[Material for this exercise — start]

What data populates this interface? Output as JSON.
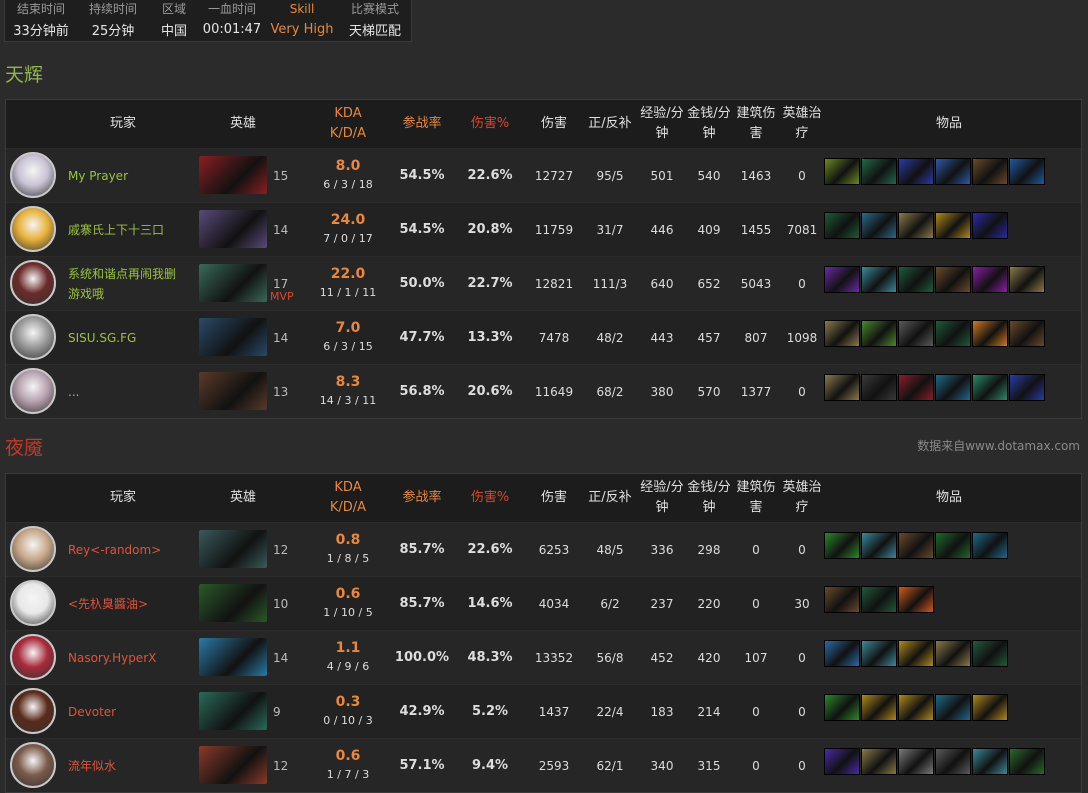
{
  "match_info": {
    "headers": [
      "结束时间",
      "持续时间",
      "区域",
      "一血时间",
      "Skill",
      "比赛模式"
    ],
    "values": [
      "33分钟前",
      "25分钟",
      "中国",
      "00:01:47",
      "Very High",
      "天梯匹配"
    ]
  },
  "radiant": {
    "title": "天辉",
    "players": [
      {
        "name": "My Prayer",
        "level": "15",
        "kda": "8.0",
        "kda_detail": "6 / 3 / 18",
        "participation": "54.5%",
        "damage_pct": "22.6%",
        "damage": "12727",
        "lh_dn": "95/5",
        "xpm": "501",
        "gpm": "540",
        "tower_damage": "1463",
        "healing": "0",
        "mvp": "",
        "avatar_color": "#c9c2d4",
        "hero_color": "#8a1f22",
        "items": [
          "#6a8a1e",
          "#1e6a4a",
          "#2a3aa8",
          "#2a5aa8",
          "#6a4a2a",
          "#1e5aa0"
        ]
      },
      {
        "name": "戚寨氏上下十三口",
        "level": "14",
        "kda": "24.0",
        "kda_detail": "7 / 0 / 17",
        "participation": "54.5%",
        "damage_pct": "20.8%",
        "damage": "11759",
        "lh_dn": "31/7",
        "xpm": "446",
        "gpm": "409",
        "tower_damage": "1455",
        "healing": "7081",
        "mvp": "",
        "avatar_color": "#e8b23a",
        "hero_color": "#5a4a7a",
        "items": [
          "#1e5a3a",
          "#2a6a8a",
          "#8a7a4a",
          "#b08a1a",
          "#2a2aa8"
        ]
      },
      {
        "name": "系统和谐点再闹我删游戏哦",
        "level": "17",
        "kda": "22.0",
        "kda_detail": "11 / 1 / 11",
        "participation": "50.0%",
        "damage_pct": "22.7%",
        "damage": "12821",
        "lh_dn": "111/3",
        "xpm": "640",
        "gpm": "652",
        "tower_damage": "5043",
        "healing": "0",
        "mvp": "MVP",
        "avatar_color": "#6a2a2a",
        "hero_color": "#3a6a5a",
        "items": [
          "#6a2aa8",
          "#3a8a9a",
          "#1e5a3a",
          "#6a4a2a",
          "#8a1ea8",
          "#8a7a4a"
        ]
      },
      {
        "name": "SISU.SG.FG",
        "level": "14",
        "kda": "7.0",
        "kda_detail": "6 / 3 / 15",
        "participation": "47.7%",
        "damage_pct": "13.3%",
        "damage": "7478",
        "lh_dn": "48/2",
        "xpm": "443",
        "gpm": "457",
        "tower_damage": "807",
        "healing": "1098",
        "mvp": "",
        "avatar_color": "#9a9a9a",
        "hero_color": "#2a4a6a",
        "items": [
          "#8a7a4a",
          "#4a8a2a",
          "#5a5a5a",
          "#1e5a3a",
          "#d07a1a",
          "#6a4a2a"
        ]
      },
      {
        "name": "...",
        "level": "13",
        "kda": "8.3",
        "kda_detail": "14 / 3 / 11",
        "participation": "56.8%",
        "damage_pct": "20.6%",
        "damage": "11649",
        "lh_dn": "68/2",
        "xpm": "380",
        "gpm": "570",
        "tower_damage": "1377",
        "healing": "0",
        "mvp": "",
        "avatar_color": "#b8a2b0",
        "hero_color": "#5a3a2a",
        "items": [
          "#8a7a4a",
          "#3a3a3a",
          "#8a1e2a",
          "#1e6a8a",
          "#2a8a6a",
          "#2a3aa8"
        ]
      }
    ]
  },
  "dire": {
    "title": "夜魇",
    "players": [
      {
        "name": "Rey<-random>",
        "level": "12",
        "kda": "0.8",
        "kda_detail": "1 / 8 / 5",
        "participation": "85.7%",
        "damage_pct": "22.6%",
        "damage": "6253",
        "lh_dn": "48/5",
        "xpm": "336",
        "gpm": "298",
        "tower_damage": "0",
        "healing": "0",
        "mvp": "",
        "avatar_color": "#c8a88a",
        "hero_color": "#3a5a5a",
        "items": [
          "#2a8a2a",
          "#3a8a9a",
          "#6a4a2a",
          "#1e6a2a",
          "#1e6a8a"
        ]
      },
      {
        "name": "<先杁臭醬油>",
        "level": "10",
        "kda": "0.6",
        "kda_detail": "1 / 10 / 5",
        "participation": "85.7%",
        "damage_pct": "14.6%",
        "damage": "4034",
        "lh_dn": "6/2",
        "xpm": "237",
        "gpm": "220",
        "tower_damage": "0",
        "healing": "30",
        "mvp": "",
        "avatar_color": "#e8e8e8",
        "hero_color": "#2a5a2a",
        "items": [
          "#6a4a2a",
          "#1e5a3a",
          "#d05a1a"
        ]
      },
      {
        "name": "Nasory.HyperX",
        "level": "14",
        "kda": "1.1",
        "kda_detail": "4 / 9 / 6",
        "participation": "100.0%",
        "damage_pct": "48.3%",
        "damage": "13352",
        "lh_dn": "56/8",
        "xpm": "452",
        "gpm": "420",
        "tower_damage": "107",
        "healing": "0",
        "mvp": "",
        "avatar_color": "#a82a3a",
        "hero_color": "#2a7aa8",
        "items": [
          "#2a6aa8",
          "#3a8a9a",
          "#b08a1a",
          "#8a7a4a",
          "#1e5a3a"
        ]
      },
      {
        "name": "Devoter",
        "level": "9",
        "kda": "0.3",
        "kda_detail": "0 / 10 / 3",
        "participation": "42.9%",
        "damage_pct": "5.2%",
        "damage": "1437",
        "lh_dn": "22/4",
        "xpm": "183",
        "gpm": "214",
        "tower_damage": "0",
        "healing": "0",
        "mvp": "",
        "avatar_color": "#5a2a1a",
        "hero_color": "#2a6a5a",
        "items": [
          "#2a8a2a",
          "#b08a1a",
          "#b08a1a",
          "#1e6a8a",
          "#b08a1a"
        ]
      },
      {
        "name": "流年似水",
        "level": "12",
        "kda": "0.6",
        "kda_detail": "1 / 7 / 3",
        "participation": "57.1%",
        "damage_pct": "9.4%",
        "damage": "2593",
        "lh_dn": "62/1",
        "xpm": "340",
        "gpm": "315",
        "tower_damage": "0",
        "healing": "0",
        "mvp": "",
        "avatar_color": "#7a5a4a",
        "hero_color": "#8a3a2a",
        "items": [
          "#4a2aa8",
          "#8a7a4a",
          "#7a7a7a",
          "#5a5a5a",
          "#3a8a9a",
          "#2a6a2a"
        ]
      }
    ]
  },
  "table_headers": {
    "player": "玩家",
    "hero": "英雄",
    "kda_line1": "KDA",
    "kda_line2": "K/D/A",
    "participation": "参战率",
    "damage_pct": "伤害%",
    "damage": "伤害",
    "lh_dn": "正/反补",
    "xpm": "经验/分钟",
    "gpm": "金钱/分钟",
    "tower_damage": "建筑伤害",
    "healing": "英雄治疗",
    "items": "物品"
  },
  "source_text": "数据来自www.dotamax.com"
}
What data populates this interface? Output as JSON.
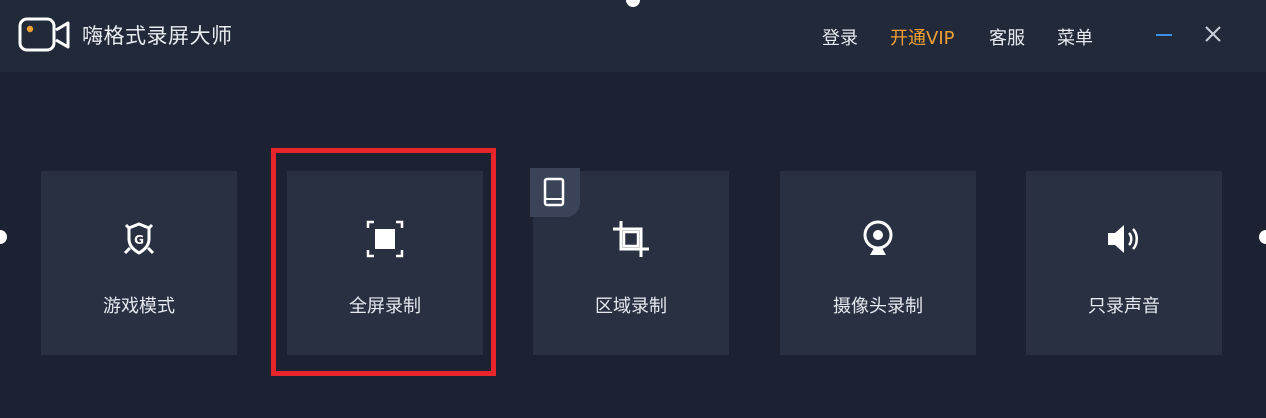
{
  "app": {
    "title": "嗨格式录屏大师",
    "logo_icon": "camera-icon",
    "accent_color": "#f0a033"
  },
  "nav": {
    "login": "登录",
    "vip": "开通VIP",
    "service": "客服",
    "menu": "菜单"
  },
  "window_controls": {
    "minimize_icon": "minimize-icon",
    "close_icon": "close-icon",
    "minimize_color": "#3a8ee6"
  },
  "modes": [
    {
      "label": "游戏模式",
      "icon": "game-shield-icon"
    },
    {
      "label": "全屏录制",
      "icon": "fullscreen-icon",
      "highlighted": true
    },
    {
      "label": "区域录制",
      "icon": "crop-icon",
      "badge_icon": "tablet-icon"
    },
    {
      "label": "摄像头录制",
      "icon": "webcam-icon"
    },
    {
      "label": "只录声音",
      "icon": "speaker-icon"
    }
  ],
  "highlight_color": "#e6262b"
}
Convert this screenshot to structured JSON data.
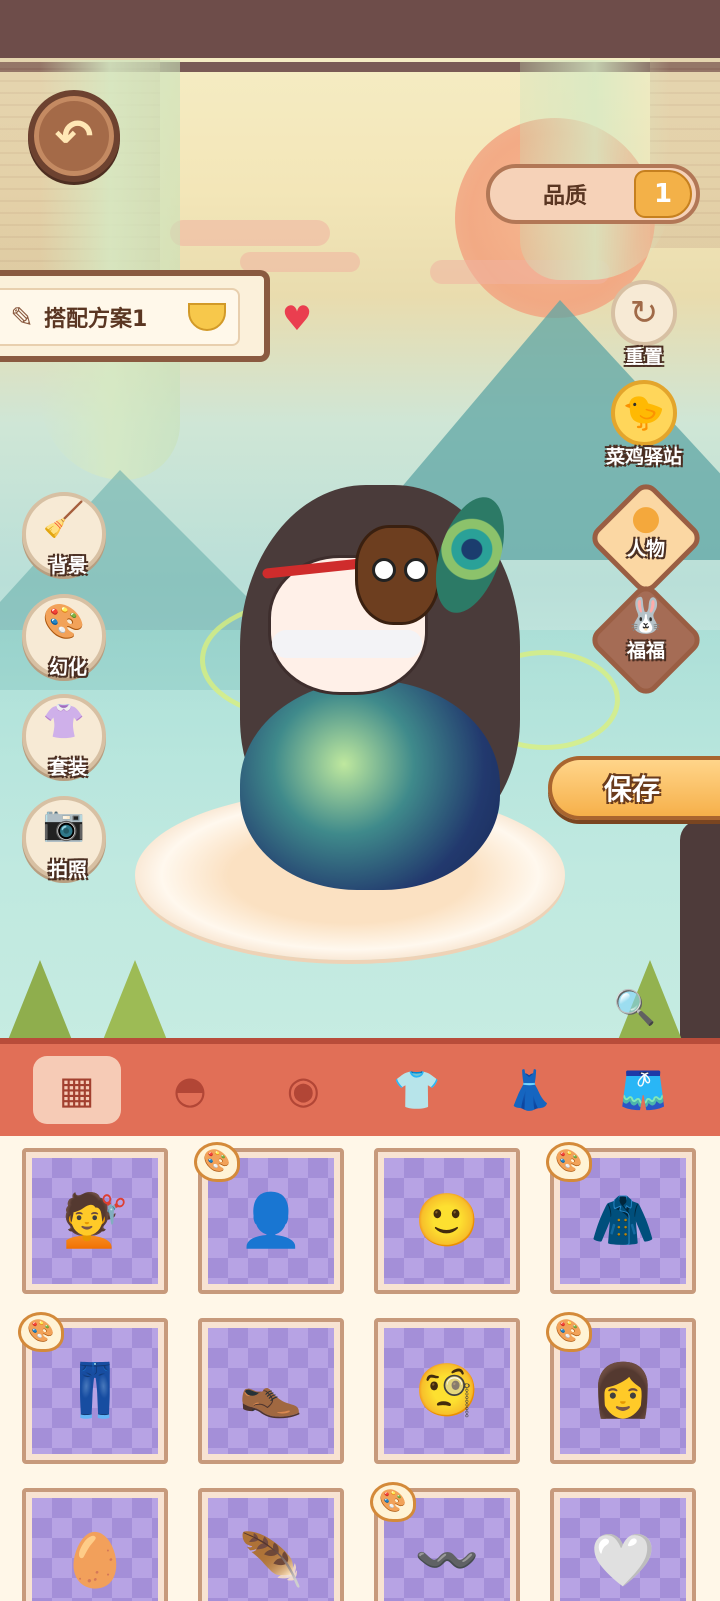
{
  "header": {
    "back_icon": "back-arrow-icon",
    "quality_label": "品质",
    "quality_toggle_icon": "toggle-1-icon"
  },
  "outfit_plan": {
    "name": "搭配方案1",
    "icon": "edit-document-icon",
    "favorited": true
  },
  "left_menu": [
    {
      "label": "背景",
      "icon": "broom-icon"
    },
    {
      "label": "幻化",
      "icon": "palette-icon"
    },
    {
      "label": "套装",
      "icon": "hanger-icon"
    },
    {
      "label": "拍照",
      "icon": "camera-icon"
    }
  ],
  "right_menu": {
    "reset_label": "重置",
    "station_label": "菜鸡驿站",
    "character_label": "人物",
    "fufu_label": "福福",
    "save_label": "保存"
  },
  "category_tabs": [
    {
      "name": "all",
      "icon": "grid-icon",
      "active": true
    },
    {
      "name": "hair",
      "icon": "hair-icon",
      "active": false
    },
    {
      "name": "eyes",
      "icon": "eye-icon",
      "active": false
    },
    {
      "name": "top",
      "icon": "shirt-icon",
      "active": false
    },
    {
      "name": "dress",
      "icon": "dress-icon",
      "active": false
    },
    {
      "name": "pants",
      "icon": "shorts-icon",
      "active": false
    }
  ],
  "items": [
    {
      "type": "ponytail-hair",
      "thumb": "💇",
      "dyeable": false
    },
    {
      "type": "short-hair",
      "thumb": "👤",
      "dyeable": true
    },
    {
      "type": "face",
      "thumb": "🙂",
      "dyeable": false
    },
    {
      "type": "black-coat",
      "thumb": "🧥",
      "dyeable": true
    },
    {
      "type": "black-pants",
      "thumb": "👖",
      "dyeable": true
    },
    {
      "type": "black-shoes",
      "thumb": "👞",
      "dyeable": false
    },
    {
      "type": "monocle",
      "thumb": "🧐",
      "dyeable": false
    },
    {
      "type": "curly-hair",
      "thumb": "👩",
      "dyeable": true
    },
    {
      "type": "bald-head",
      "thumb": "🥚",
      "dyeable": false
    },
    {
      "type": "feather-headpiece",
      "thumb": "🪶",
      "dyeable": false
    },
    {
      "type": "eyebrows",
      "thumb": "〰️",
      "dyeable": true
    },
    {
      "type": "fur-collar",
      "thumb": "🤍",
      "dyeable": false
    }
  ],
  "colors": {
    "category_bar": "#e16f57",
    "accent_gold": "#f6b04a",
    "panel_brown": "#8a5a40",
    "grid_purple": "#b7a3e4"
  }
}
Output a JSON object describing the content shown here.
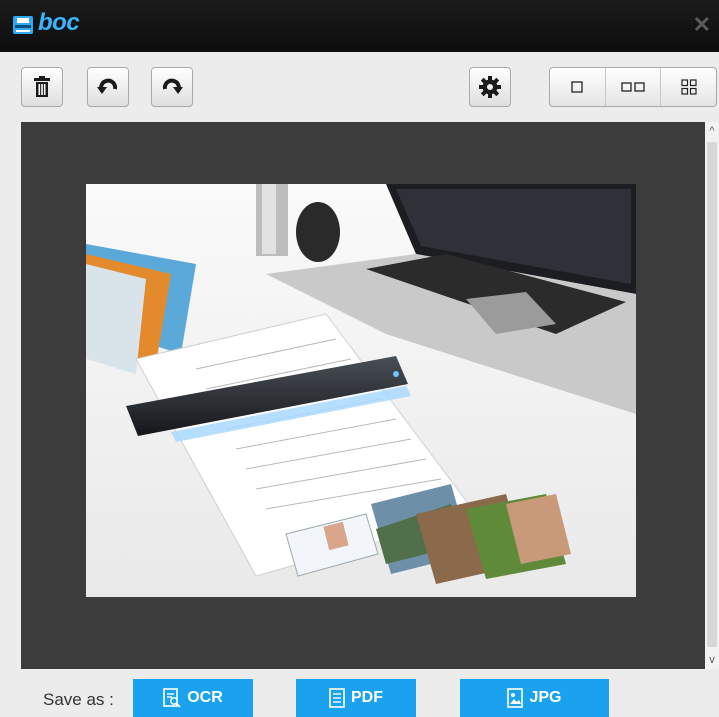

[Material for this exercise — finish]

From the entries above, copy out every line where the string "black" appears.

● Result for this exercise:
      "type": "black-coat",
      "type": "black-pants",
      "type": "black-shoes",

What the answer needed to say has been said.